As per the American Society of Pediatrics, symptoms are mainly triggered by motion.
Motion sickness happens when your brain has a “sensory mismatch.” A preschool-aged child watching a movie or an older child reading a book in the car is an example of this mismatch. The child’s body feels the motion but their eyes are fixed on something still -- like a screen.
These inconsistent “incoming messages” to the brain can cause the body to react with sweating, dizziness, and nausea that can lead to vomiting. Children between the ages of 2-5 are particularly susceptible.
Here are 8 tips for avoiding car sickness in children:
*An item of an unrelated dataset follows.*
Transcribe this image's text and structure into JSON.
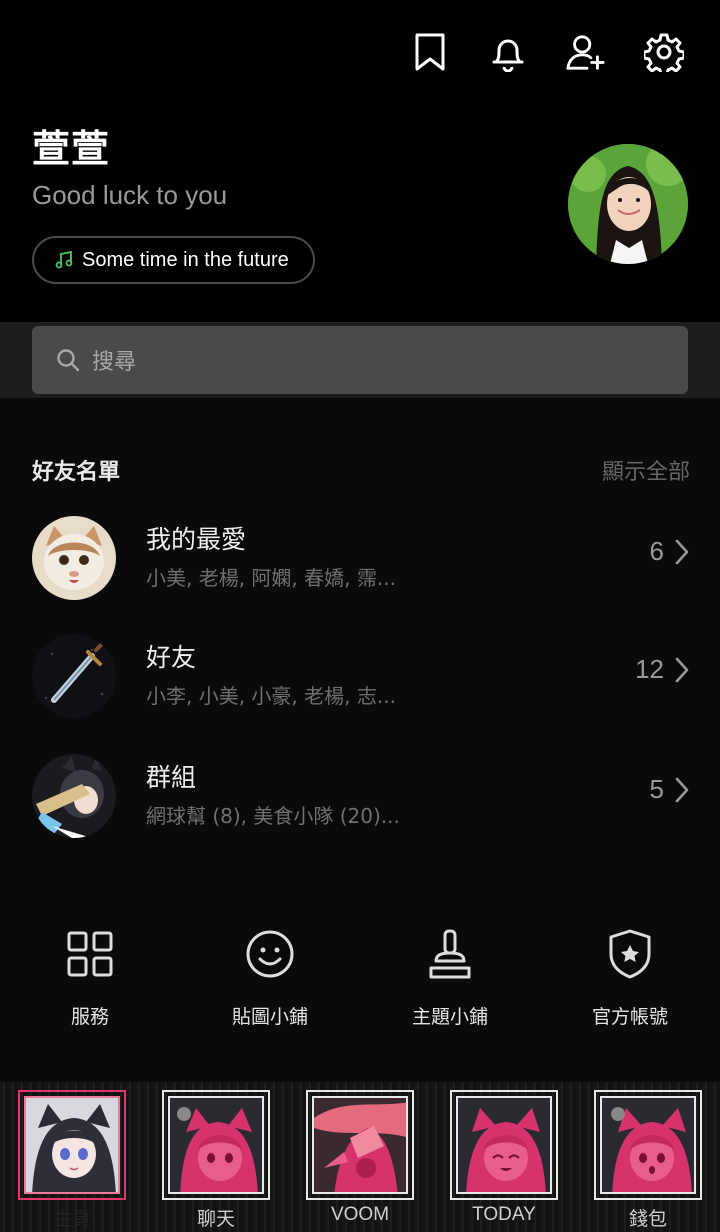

When all efforts fail, and you have a sick toddler or preschool-aged child -- know that car sickness usually wanes by adolescence. If these tips don’t help, consult your child’s doctor for additional information. If you need more information, contact us.